Marcy Gregg-3841Featured artist Marcy Gregg with husband Dev, their three children, her mother and her sister.


Up Close and Personal with Marcy Gregg

Sep 1, 15


Name: Marcy Gregg

Hometown: Jasper, Texas, it’s a small town in southeast Texas.

Best Place to Travel To:  My husband and I just returned from seven days in Harbour Island. We were there with very special friends.  Today, I would say, Harbour Island.



Favorite item to cook: I love to cook my Mom’s famous apple pie.  Served hot…it doesn’t last long!


Favorite Book: The Lion, the Witch and the Wardrobe by C.S. Lewis.


Who is the most influential person in your artistic career?  I believe that initially I was influenced by my aunt who is an artist. I greatly admire her and her work.  When I returned to painting in the early to mid  2000’s, Andy Braitman played a large role in putting me back in front of the canvas. I was in his Artist-in-Residence program and during this time, he shared his great wisdom with me.

Studio Location:  The Dilworth Artisan Station 118 East Kingston Ave. Charlotte, NC.


Object or thing people ask about when they visit your studio:  People want to know what I do with my palette knife when they see it.



Favorite Bible Scripture: “And we know that in all things God works for the good of those who love him, who have been called according to his purpose.” Romans 8:28

At what moment did you realize you wanted to be a full time artist? In 2006 I sold my corporate consulting business and soon after that, began to paint again. Once I got back in the studio and started painting, I knew I couldn’t just “play” with art. I had to do it all the time. The more I painted the more I wanted to paint. I decided to take the jump to go for it.  I have never looked back.


What inspires you? I am really stimulated outside of my studio. I would have to say serving at the Harvest Center.  My husband and I go there each Tuesday morning and serve breakfast and share the gospel.  We go there to give back but we receive so more than we could ever give. You never leave there the same.
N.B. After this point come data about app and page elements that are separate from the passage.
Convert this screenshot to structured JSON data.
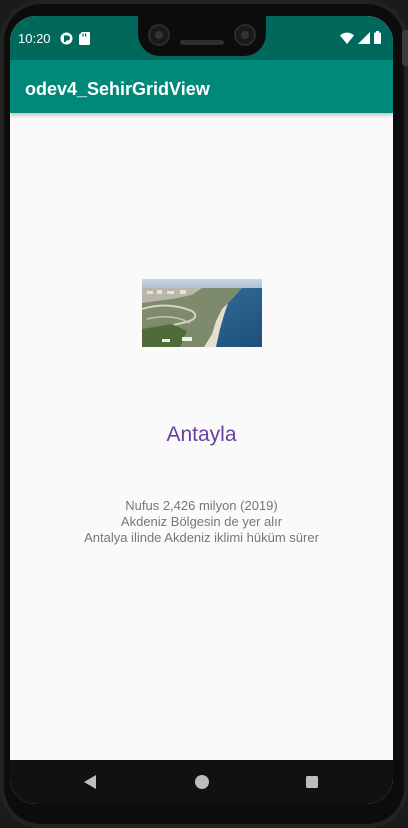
{
  "status_bar": {
    "time": "10:20",
    "left_icons": [
      "sync-icon",
      "sd-card-icon"
    ],
    "right_icons": [
      "wifi-icon",
      "signal-icon",
      "battery-icon"
    ],
    "background_color": "#00695c"
  },
  "app_bar": {
    "title": "odev4_SehirGridView",
    "background_color": "#00897b"
  },
  "detail": {
    "image_icon": "city-photo-antalya",
    "city_name": "Antayla",
    "info_lines": [
      "Nufus 2,426 milyon (2019)",
      "Akdeniz Bölgesin de yer alır",
      "Antalya ilinde Akdeniz iklimi hüküm sürer"
    ],
    "city_name_color": "#6a3fa0"
  },
  "nav_bar": {
    "buttons": [
      "back-icon",
      "home-icon",
      "recents-icon"
    ]
  }
}
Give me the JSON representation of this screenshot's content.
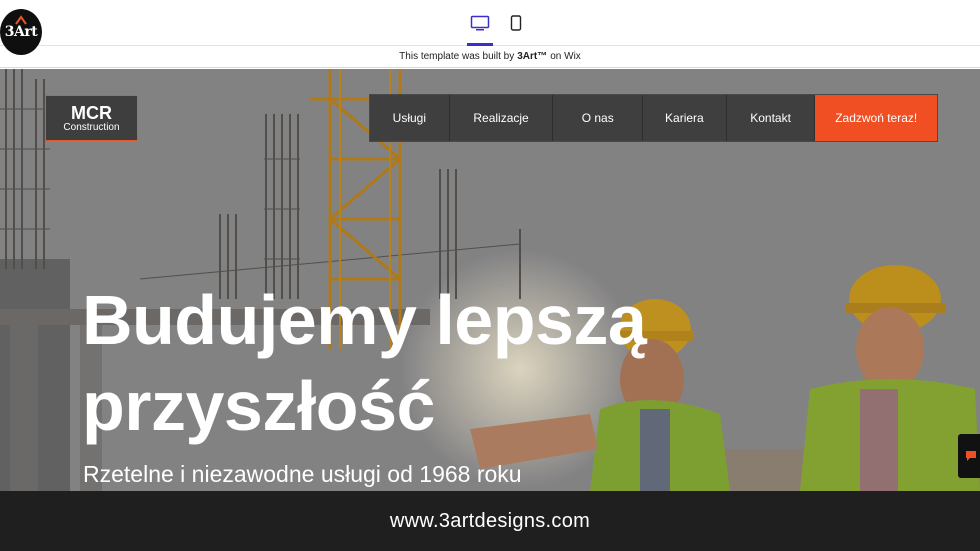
{
  "editor": {
    "logo_text": "3Art",
    "logo_trademark": "®",
    "devices": [
      "desktop-icon",
      "mobile-icon"
    ],
    "active_device": "desktop",
    "accent_color": "#3b2fc9"
  },
  "builtbar": {
    "prefix": "This template was built by",
    "brand": "3Art™",
    "suffix": "on Wix"
  },
  "site": {
    "logo_title": "MCR",
    "logo_subtitle": "Construction",
    "nav": [
      "Usługi",
      "Realizacje",
      "O nas",
      "Kariera",
      "Kontakt"
    ],
    "cta": "Zadzwoń teraz!",
    "cta_color": "#f04e23",
    "hero_title_line1": "Budujemy lepszą",
    "hero_title_line2": "przyszłość",
    "hero_subtitle": "Rzetelne i niezawodne usługi od 1968 roku"
  },
  "footer": {
    "url": "www.3artdesigns.com"
  }
}
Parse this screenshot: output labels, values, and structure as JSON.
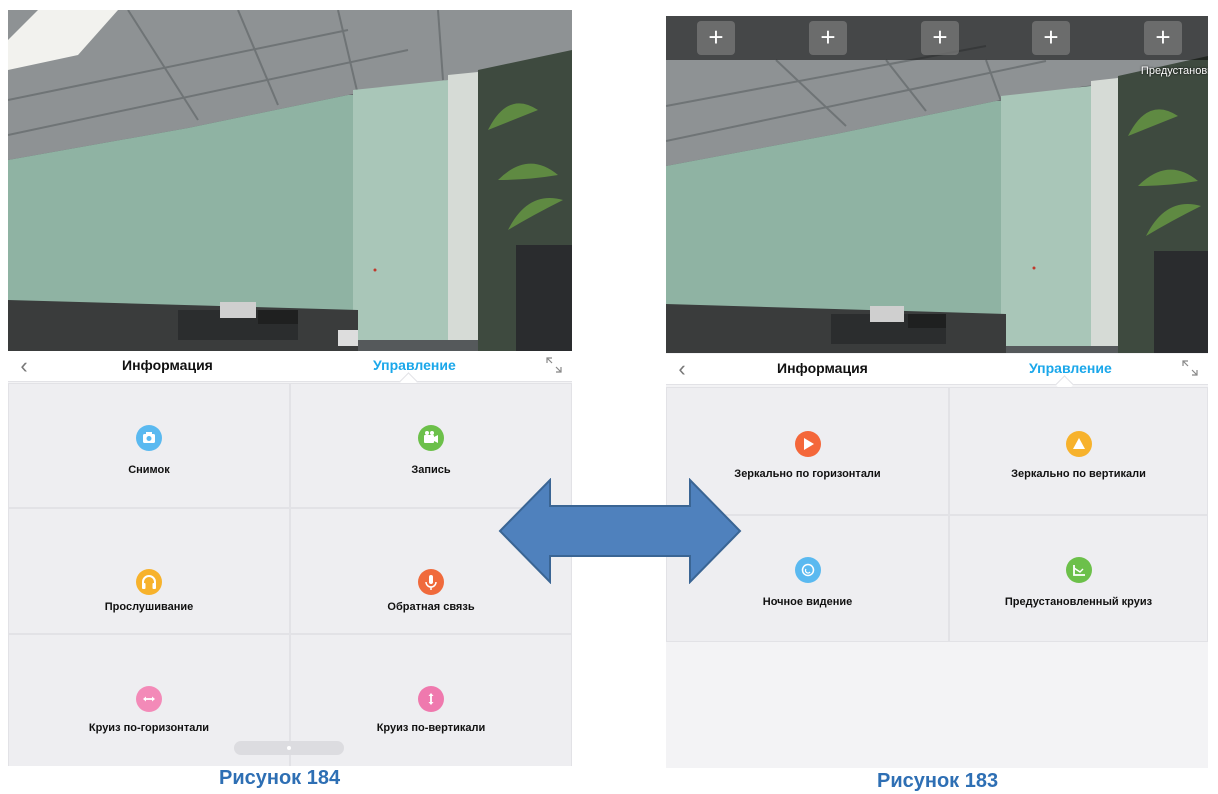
{
  "left_panel": {
    "tabs": {
      "info": "Информация",
      "control": "Управление"
    },
    "buttons": [
      {
        "label": "Снимок",
        "icon": "camera-icon",
        "color": "#5ab9f0"
      },
      {
        "label": "Запись",
        "icon": "video-camera-icon",
        "color": "#6cc04a"
      },
      {
        "label": "Прослушивание",
        "icon": "headphones-icon",
        "color": "#f7b22c"
      },
      {
        "label": "Обратная связь",
        "icon": "microphone-icon",
        "color": "#f06a3c"
      },
      {
        "label": "Круиз  по-горизонтали",
        "icon": "horizontal-arrows-icon",
        "color": "#f38ab8"
      },
      {
        "label": "Круиз по-вертикали",
        "icon": "vertical-arrows-icon",
        "color": "#ef79ae"
      }
    ]
  },
  "right_panel": {
    "tabs": {
      "info": "Информация",
      "control": "Управление"
    },
    "preset_buttons": [
      "+",
      "+",
      "+",
      "+",
      "+"
    ],
    "preset_label": "Предустановк",
    "buttons": [
      {
        "label": "Зеркально по горизонтали",
        "icon": "flip-horizontal-icon",
        "color": "#f4673a"
      },
      {
        "label": "Зеркально по вертикали",
        "icon": "flip-vertical-icon",
        "color": "#f7b22c"
      },
      {
        "label": "Ночное видение",
        "icon": "night-vision-icon",
        "color": "#5ab9f0"
      },
      {
        "label": "Предустановленный круиз",
        "icon": "preset-cruise-icon",
        "color": "#6cc04a"
      }
    ]
  },
  "captions": {
    "left": "Рисунок 184",
    "right": "Рисунок 183"
  },
  "colors": {
    "accent": "#1aa7ea",
    "caption": "#2e6fb4",
    "arrow": "#4f81bd"
  }
}
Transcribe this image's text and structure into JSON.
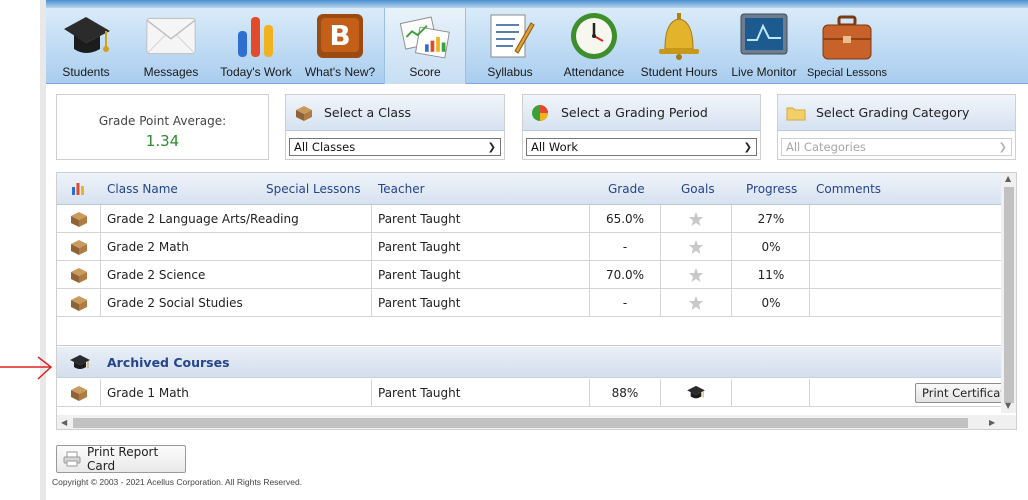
{
  "toolbar": {
    "items": [
      {
        "label": "Students",
        "icon": "graduation-cap-icon"
      },
      {
        "label": "Messages",
        "icon": "envelope-icon"
      },
      {
        "label": "Today's Work",
        "icon": "bar-chart-icon"
      },
      {
        "label": "What's New?",
        "icon": "blogger-icon"
      },
      {
        "label": "Score",
        "icon": "score-chart-icon"
      },
      {
        "label": "Syllabus",
        "icon": "syllabus-icon"
      },
      {
        "label": "Attendance",
        "icon": "clock-icon"
      },
      {
        "label": "Student Hours",
        "icon": "bell-icon"
      },
      {
        "label": "Live Monitor",
        "icon": "monitor-icon"
      },
      {
        "label": "Special Lessons",
        "icon": "briefcase-icon"
      }
    ],
    "active": "Score"
  },
  "gpa": {
    "label": "Grade Point Average:",
    "value": "1.34"
  },
  "class_select": {
    "header": "Select a Class",
    "value": "All Classes"
  },
  "period_select": {
    "header": "Select a Grading Period",
    "value": "All Work"
  },
  "category_select": {
    "header": "Select Grading Category",
    "value": "All Categories"
  },
  "table": {
    "headers": {
      "class_name": "Class Name",
      "special_lessons": "Special Lessons",
      "teacher": "Teacher",
      "grade": "Grade",
      "goals": "Goals",
      "progress": "Progress",
      "comments": "Comments"
    },
    "rows": [
      {
        "class_name": "Grade 2 Language Arts/Reading",
        "teacher": "Parent Taught",
        "grade": "65.0%",
        "progress": "27%"
      },
      {
        "class_name": "Grade 2 Math",
        "teacher": "Parent Taught",
        "grade": "-",
        "progress": "0%"
      },
      {
        "class_name": "Grade 2 Science",
        "teacher": "Parent Taught",
        "grade": "70.0%",
        "progress": "11%"
      },
      {
        "class_name": "Grade 2 Social Studies",
        "teacher": "Parent Taught",
        "grade": "-",
        "progress": "0%"
      }
    ],
    "archived_label": "Archived Courses",
    "archived_rows": [
      {
        "class_name": "Grade 1 Math",
        "teacher": "Parent Taught",
        "grade": "88%",
        "button": "Print Certificate"
      }
    ]
  },
  "print_report_card": "Print Report Card",
  "copyright": "Copyright © 2003 - 2021 Acellus Corporation.  All Rights Reserved."
}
Do you ever get creatively stuck and how do you unblock your creativity? Sure I get stuck, sometimes a simple walk will clear my head.  Sometimes I go and take photographs. After I get several good photos, I head back to the computer and edit them.  I often find treasures that are hidden within the images, then I am excited to get back in front of the canvas.


What influences your work?  As an abstract artist, I am totally in awe of the color and shapes that I see all around me.


What would you be doing if you weren’t an artist? If I weren’t an artist, I would be sad.  No, really, I love what I do.


What else would you like us to know?  I majored in Studio Art at Southern Methodist University (SMU) in Dallas, Texas.